A bipartisan billed introduced by two U.S. senators would make underride guards on semi-trucks a requirement in order to prevent collisions in which smaller vehicles slide underneath, often totaling cars and decapitating drivers. The guards are steel bars that hang from the rear of trailers to prevent the front of a vehicle from sliding underneath. Although most trucks already come equipped with underrides, it has yet to become an industry requirement.
Statistics estimate that “underride crashes,” as they’re called, kill more than 200 people every year. These collisions often occur at night or in heavy fog, when drivers who can’t see well on dimly lit roads realize too late there is a truck in front of them. If they are traveling on a highway at a high rate of speed, they may not have time to brake. “Many of these crashes kill people and they are preventable with proper underride guards,” said consumer advocate Joan Claybrook. “The trucking industry could do this voluntarily but hasn’t, so legislation and regulation are required.”
The trucking industry has so far supported other efforts to avoid such collisions, such as automatic emergency braking, rather than focusing on making guards a requirement. “It’s very difficult politically,” said Claybrook, “because the trucking industry wants to stop any safety standards that it can, because it increases the price of a truck.”
The American Trucking Associations said in response to the legislation the federation is “committed to working with NHTSA, Congress and others on ways to improve highway safety, including fostering the development of promising vehicle technology like automatic emergency braking and collision warning systems, which can prevent many types of crashes in the first place, and supporting the new requirements for electronic logging devices, which studies have shown are associated with decreased crash rates and hours-of-service violations.”
The Truck Trailer Manufacturers Association also released a statement, saying, “[We] would support the implementation of side impact guards if they ever become justified and technologically feasible,” suggesting that they have not yet proven to be either. A spokesperson added, that a “lack of specific data has hampered efforts to determine the impact of guards in preventing fatalities,” but the committee “looks forward to reading Sen. Gillibrand’s new legislation.”

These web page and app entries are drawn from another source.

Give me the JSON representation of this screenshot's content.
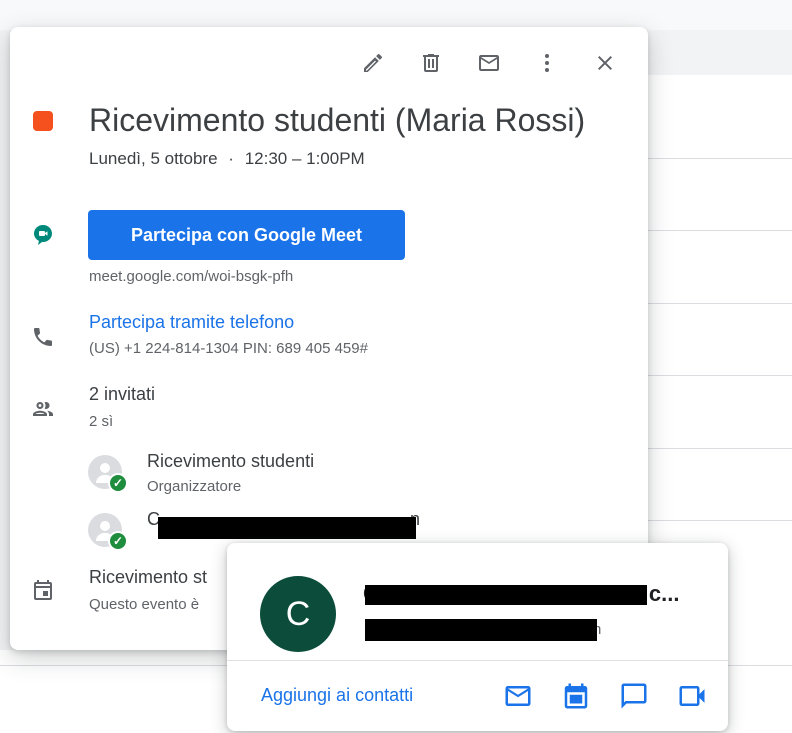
{
  "event": {
    "title": "Ricevimento studenti (Maria Rossi)",
    "date": "Lunedì, 5 ottobre",
    "separator": "·",
    "time": "12:30 – 1:00PM",
    "color": "#f4511e"
  },
  "toolbar": {
    "icons": [
      "pencil-icon",
      "trash-icon",
      "mail-icon",
      "more-vert-icon",
      "close-icon"
    ]
  },
  "meet": {
    "button_label": "Partecipa con Google Meet",
    "link": "meet.google.com/woi-bsgk-pfh"
  },
  "phone": {
    "label": "Partecipa tramite telefono",
    "detail": "(US) +1 224-814-1304 PIN: 689 405 459#"
  },
  "guests": {
    "title": "2 invitati",
    "summary": "2 sì",
    "list": [
      {
        "name": "Ricevimento studenti",
        "role": "Organizzatore"
      },
      {
        "name_visible_prefix": "C",
        "name_visible_suffix": "n"
      }
    ]
  },
  "calendar": {
    "name": "Ricevimento st",
    "note": "Questo evento è"
  },
  "hovercard": {
    "avatar_letter": "C",
    "name_visible_prefix": "C",
    "name_visible_suffix": "c...",
    "email_visible_suffix": "n",
    "add_contact_label": "Aggiungi ai contatti",
    "actions": [
      "mail-icon",
      "calendar-icon",
      "chat-icon",
      "video-icon"
    ],
    "accent": "#1a73e8",
    "avatar_color": "#0b4d3a"
  }
}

While the trucking industry may be slowing the process in order to keep costs down, Russ Rader, senior vice president of the Insurance Institute for Highway Safety, said requiring underrides is clearly needed. “We think better rear underride guards and requiring guards that protect the sides of tractor-trailers could save a lot of lives,” he said.
Rep. Steven Cohen (D-Tenn.) agreed, adding that the bill is important not because it is easily funded, but rather, it is supported by drivers who realize the guards are lifesavers. “This is the type of legislation that does not have deep-pocket support; it doesn’t have interest groups with money to push it and to support it,” he said. “But it has the interests of the people and the safety of the people. It’s the right kind of legislation that should be advocated in Congress more often.”